§ DIRECTIONS FOR THIS TASK: Would you return the complete listing below word for word?

RECORDS SHOWN Start Marker

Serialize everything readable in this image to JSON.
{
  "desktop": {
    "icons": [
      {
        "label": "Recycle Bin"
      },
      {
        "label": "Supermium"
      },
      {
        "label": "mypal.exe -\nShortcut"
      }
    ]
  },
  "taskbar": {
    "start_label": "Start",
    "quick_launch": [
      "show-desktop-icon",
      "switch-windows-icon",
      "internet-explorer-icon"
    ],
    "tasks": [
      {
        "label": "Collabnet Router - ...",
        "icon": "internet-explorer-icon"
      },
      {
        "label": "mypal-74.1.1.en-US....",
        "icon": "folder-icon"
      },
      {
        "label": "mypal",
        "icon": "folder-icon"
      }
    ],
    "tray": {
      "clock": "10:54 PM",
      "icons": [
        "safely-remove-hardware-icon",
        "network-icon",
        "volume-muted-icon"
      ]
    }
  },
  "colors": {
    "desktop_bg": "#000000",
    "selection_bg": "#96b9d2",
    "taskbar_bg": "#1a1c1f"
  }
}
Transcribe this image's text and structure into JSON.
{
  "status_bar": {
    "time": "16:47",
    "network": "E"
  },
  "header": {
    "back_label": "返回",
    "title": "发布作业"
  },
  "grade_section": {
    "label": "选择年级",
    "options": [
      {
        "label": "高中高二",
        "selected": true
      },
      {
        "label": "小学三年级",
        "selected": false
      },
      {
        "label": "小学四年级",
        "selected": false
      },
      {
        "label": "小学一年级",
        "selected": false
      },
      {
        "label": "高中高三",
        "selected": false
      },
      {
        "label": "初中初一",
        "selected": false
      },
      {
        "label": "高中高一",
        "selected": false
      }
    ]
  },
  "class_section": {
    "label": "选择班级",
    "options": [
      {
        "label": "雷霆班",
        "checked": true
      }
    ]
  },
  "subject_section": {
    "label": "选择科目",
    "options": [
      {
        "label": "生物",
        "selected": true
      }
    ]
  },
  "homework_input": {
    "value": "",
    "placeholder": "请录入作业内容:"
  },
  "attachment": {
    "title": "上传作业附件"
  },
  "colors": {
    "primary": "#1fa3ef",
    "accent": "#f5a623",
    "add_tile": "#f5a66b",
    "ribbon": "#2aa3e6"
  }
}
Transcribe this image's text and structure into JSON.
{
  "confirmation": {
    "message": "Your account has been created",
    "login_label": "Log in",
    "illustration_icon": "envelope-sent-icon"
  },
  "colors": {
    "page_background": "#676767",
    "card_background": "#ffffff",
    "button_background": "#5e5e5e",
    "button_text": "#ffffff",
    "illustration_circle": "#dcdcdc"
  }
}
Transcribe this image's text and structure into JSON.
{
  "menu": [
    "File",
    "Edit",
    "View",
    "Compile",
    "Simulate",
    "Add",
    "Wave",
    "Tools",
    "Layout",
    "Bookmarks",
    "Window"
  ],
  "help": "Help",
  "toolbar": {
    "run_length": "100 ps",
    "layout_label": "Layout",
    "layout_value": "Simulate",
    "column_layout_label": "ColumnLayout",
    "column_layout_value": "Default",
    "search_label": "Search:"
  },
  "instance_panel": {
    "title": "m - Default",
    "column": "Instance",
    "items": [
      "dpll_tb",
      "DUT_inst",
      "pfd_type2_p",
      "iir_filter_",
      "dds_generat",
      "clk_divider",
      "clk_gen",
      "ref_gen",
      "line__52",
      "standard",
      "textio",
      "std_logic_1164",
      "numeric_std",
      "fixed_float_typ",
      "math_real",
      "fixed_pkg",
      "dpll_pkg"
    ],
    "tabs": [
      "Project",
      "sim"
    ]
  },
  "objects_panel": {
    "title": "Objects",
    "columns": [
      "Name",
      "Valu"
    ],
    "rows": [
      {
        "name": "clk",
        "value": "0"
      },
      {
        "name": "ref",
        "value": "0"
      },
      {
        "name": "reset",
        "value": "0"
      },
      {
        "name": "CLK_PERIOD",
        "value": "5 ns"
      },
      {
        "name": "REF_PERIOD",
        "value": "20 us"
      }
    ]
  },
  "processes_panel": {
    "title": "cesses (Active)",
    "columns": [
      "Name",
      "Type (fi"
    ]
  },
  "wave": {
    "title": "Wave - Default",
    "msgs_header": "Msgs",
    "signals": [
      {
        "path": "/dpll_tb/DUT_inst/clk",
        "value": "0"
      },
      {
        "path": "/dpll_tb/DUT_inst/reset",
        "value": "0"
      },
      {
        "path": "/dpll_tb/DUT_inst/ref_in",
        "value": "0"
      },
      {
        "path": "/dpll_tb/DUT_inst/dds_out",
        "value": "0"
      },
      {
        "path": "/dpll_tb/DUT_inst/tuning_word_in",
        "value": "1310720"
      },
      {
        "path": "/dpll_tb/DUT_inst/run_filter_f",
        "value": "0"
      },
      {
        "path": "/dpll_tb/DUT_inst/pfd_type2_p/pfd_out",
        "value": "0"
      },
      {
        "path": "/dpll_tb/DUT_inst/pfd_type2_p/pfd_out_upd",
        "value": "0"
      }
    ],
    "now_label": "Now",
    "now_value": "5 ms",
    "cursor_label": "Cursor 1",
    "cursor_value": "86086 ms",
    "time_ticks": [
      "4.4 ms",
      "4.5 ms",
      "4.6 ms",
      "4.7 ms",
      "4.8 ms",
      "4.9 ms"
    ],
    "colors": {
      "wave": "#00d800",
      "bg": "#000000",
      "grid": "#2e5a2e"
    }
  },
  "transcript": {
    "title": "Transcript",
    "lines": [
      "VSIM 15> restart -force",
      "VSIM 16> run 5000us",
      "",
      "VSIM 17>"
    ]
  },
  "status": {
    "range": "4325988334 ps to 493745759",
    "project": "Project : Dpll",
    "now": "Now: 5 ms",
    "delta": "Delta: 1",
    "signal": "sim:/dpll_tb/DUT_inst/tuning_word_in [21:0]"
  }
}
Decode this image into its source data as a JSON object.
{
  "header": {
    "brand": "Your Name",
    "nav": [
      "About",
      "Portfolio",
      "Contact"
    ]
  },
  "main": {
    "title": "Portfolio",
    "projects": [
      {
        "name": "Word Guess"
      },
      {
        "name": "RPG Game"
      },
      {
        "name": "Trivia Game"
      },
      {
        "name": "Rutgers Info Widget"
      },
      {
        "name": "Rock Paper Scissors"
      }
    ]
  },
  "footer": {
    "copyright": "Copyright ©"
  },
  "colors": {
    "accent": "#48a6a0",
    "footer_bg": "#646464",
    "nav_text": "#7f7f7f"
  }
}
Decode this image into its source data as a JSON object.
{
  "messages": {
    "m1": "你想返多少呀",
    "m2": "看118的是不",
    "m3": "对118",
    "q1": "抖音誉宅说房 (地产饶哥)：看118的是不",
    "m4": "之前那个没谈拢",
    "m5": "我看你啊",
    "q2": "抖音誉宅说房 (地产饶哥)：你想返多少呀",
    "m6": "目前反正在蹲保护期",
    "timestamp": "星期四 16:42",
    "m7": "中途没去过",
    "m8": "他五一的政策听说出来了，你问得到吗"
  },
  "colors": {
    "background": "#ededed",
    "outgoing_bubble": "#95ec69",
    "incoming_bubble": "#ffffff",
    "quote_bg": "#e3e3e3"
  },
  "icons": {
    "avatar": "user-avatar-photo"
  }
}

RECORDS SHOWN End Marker

§ FINISHED TASK:
Serialize everything readable in this image to JSON.
{
  "desktop": {
    "icons": [
      {
        "label": "Recycle Bin"
      },
      {
        "label": "Supermium"
      },
      {
        "label": "mypal.exe -\nShortcut"
      }
    ]
  },
  "taskbar": {
    "start_label": "Start",
    "quick_launch": [
      "show-desktop-icon",
      "switch-windows-icon",
      "internet-explorer-icon"
    ],
    "tasks": [
      {
        "label": "Collabnet Router - ...",
        "icon": "internet-explorer-icon"
      },
      {
        "label": "mypal-74.1.1.en-US....",
        "icon": "folder-icon"
      },
      {
        "label": "mypal",
        "icon": "folder-icon"
      }
    ],
    "tray": {
      "clock": "10:54 PM",
      "icons": [
        "safely-remove-hardware-icon",
        "network-icon",
        "volume-muted-icon"
      ]
    }
  },
  "colors": {
    "desktop_bg": "#000000",
    "selection_bg": "#96b9d2",
    "taskbar_bg": "#1a1c1f"
  }
}
Transcribe this image's text and structure into JSON.
{
  "status_bar": {
    "time": "16:47",
    "network": "E"
  },
  "header": {
    "back_label": "返回",
    "title": "发布作业"
  },
  "grade_section": {
    "label": "选择年级",
    "options": [
      {
        "label": "高中高二",
        "selected": true
      },
      {
        "label": "小学三年级",
        "selected": false
      },
      {
        "label": "小学四年级",
        "selected": false
      },
      {
        "label": "小学一年级",
        "selected": false
      },
      {
        "label": "高中高三",
        "selected": false
      },
      {
        "label": "初中初一",
        "selected": false
      },
      {
        "label": "高中高一",
        "selected": false
      }
    ]
  },
  "class_section": {
    "label": "选择班级",
    "options": [
      {
        "label": "雷霆班",
        "checked": true
      }
    ]
  },
  "subject_section": {
    "label": "选择科目",
    "options": [
      {
        "label": "生物",
        "selected": true
      }
    ]
  },
  "homework_input": {
    "value": "",
    "placeholder": "请录入作业内容:"
  },
  "attachment": {
    "title": "上传作业附件"
  },
  "colors": {
    "primary": "#1fa3ef",
    "accent": "#f5a623",
    "add_tile": "#f5a66b",
    "ribbon": "#2aa3e6"
  }
}
Transcribe this image's text and structure into JSON.
{
  "confirmation": {
    "message": "Your account has been created",
    "login_label": "Log in",
    "illustration_icon": "envelope-sent-icon"
  },
  "colors": {
    "page_background": "#676767",
    "card_background": "#ffffff",
    "button_background": "#5e5e5e",
    "button_text": "#ffffff",
    "illustration_circle": "#dcdcdc"
  }
}
Transcribe this image's text and structure into JSON.
{
  "menu": [
    "File",
    "Edit",
    "View",
    "Compile",
    "Simulate",
    "Add",
    "Wave",
    "Tools",
    "Layout",
    "Bookmarks",
    "Window"
  ],
  "help": "Help",
  "toolbar": {
    "run_length": "100 ps",
    "layout_label": "Layout",
    "layout_value": "Simulate",
    "column_layout_label": "ColumnLayout",
    "column_layout_value": "Default",
    "search_label": "Search:"
  },
  "instance_panel": {
    "title": "m - Default",
    "column": "Instance",
    "items": [
      "dpll_tb",
      "DUT_inst",
      "pfd_type2_p",
      "iir_filter_",
      "dds_generat",
      "clk_divider",
      "clk_gen",
      "ref_gen",
      "line__52",
      "standard",
      "textio",
      "std_logic_1164",
      "numeric_std",
      "fixed_float_typ",
      "math_real",
      "fixed_pkg",
      "dpll_pkg"
    ],
    "tabs": [
      "Project",
      "sim"
    ]
  },
  "objects_panel": {
    "title": "Objects",
    "columns": [
      "Name",
      "Valu"
    ],
    "rows": [
      {
        "name": "clk",
        "value": "0"
      },
      {
        "name": "ref",
        "value": "0"
      },
      {
        "name": "reset",
        "value": "0"
      },
      {
        "name": "CLK_PERIOD",
        "value": "5 ns"
      },
      {
        "name": "REF_PERIOD",
        "value": "20 us"
      }
    ]
  },
  "processes_panel": {
    "title": "cesses (Active)",
    "columns": [
      "Name",
      "Type (fi"
    ]
  },
  "wave": {
    "title": "Wave - Default",
    "msgs_header": "Msgs",
    "signals": [
      {
        "path": "/dpll_tb/DUT_inst/clk",
        "value": "0"
      },
      {
        "path": "/dpll_tb/DUT_inst/reset",
        "value": "0"
      },
      {
        "path": "/dpll_tb/DUT_inst/ref_in",
        "value": "0"
      },
      {
        "path": "/dpll_tb/DUT_inst/dds_out",
        "value": "0"
      },
      {
        "path": "/dpll_tb/DUT_inst/tuning_word_in",
        "value": "1310720"
      },
      {
        "path": "/dpll_tb/DUT_inst/run_filter_f",
        "value": "0"
      },
      {
        "path": "/dpll_tb/DUT_inst/pfd_type2_p/pfd_out",
        "value": "0"
      },
      {
        "path": "/dpll_tb/DUT_inst/pfd_type2_p/pfd_out_upd",
        "value": "0"
      }
    ],
    "now_label": "Now",
    "now_value": "5 ms",
    "cursor_label": "Cursor 1",
    "cursor_value": "86086 ms",
    "time_ticks": [
      "4.4 ms",
      "4.5 ms",
      "4.6 ms",
      "4.7 ms",
      "4.8 ms",
      "4.9 ms"
    ],
    "colors": {
      "wave": "#00d800",
      "bg": "#000000",
      "grid": "#2e5a2e"
    }
  },
  "transcript": {
    "title": "Transcript",
    "lines": [
      "VSIM 15> restart -force",
      "VSIM 16> run 5000us",
      "",
      "VSIM 17>"
    ]
  },
  "status": {
    "range": "4325988334 ps to 493745759",
    "project": "Project : Dpll",
    "now": "Now: 5 ms",
    "delta": "Delta: 1",
    "signal": "sim:/dpll_tb/DUT_inst/tuning_word_in [21:0]"
  }
}
Decode this image into its source data as a JSON object.
{
  "header": {
    "brand": "Your Name",
    "nav": [
      "About",
      "Portfolio",
      "Contact"
    ]
  },
  "main": {
    "title": "Portfolio",
    "projects": [
      {
        "name": "Word Guess"
      },
      {
        "name": "RPG Game"
      },
      {
        "name": "Trivia Game"
      },
      {
        "name": "Rutgers Info Widget"
      },
      {
        "name": "Rock Paper Scissors"
      }
    ]
  },
  "footer": {
    "copyright": "Copyright ©"
  },
  "colors": {
    "accent": "#48a6a0",
    "footer_bg": "#646464",
    "nav_text": "#7f7f7f"
  }
}
Decode this image into its source data as a JSON object.
{
  "messages": {
    "m1": "你想返多少呀",
    "m2": "看118的是不",
    "m3": "对118",
    "q1": "抖音誉宅说房 (地产饶哥)：看118的是不",
    "m4": "之前那个没谈拢",
    "m5": "我看你啊",
    "q2": "抖音誉宅说房 (地产饶哥)：你想返多少呀",
    "m6": "目前反正在蹲保护期",
    "timestamp": "星期四 16:42",
    "m7": "中途没去过",
    "m8": "他五一的政策听说出来了，你问得到吗"
  },
  "colors": {
    "background": "#ededed",
    "outgoing_bubble": "#95ec69",
    "incoming_bubble": "#ffffff",
    "quote_bg": "#e3e3e3"
  },
  "icons": {
    "avatar": "user-avatar-photo"
  }
}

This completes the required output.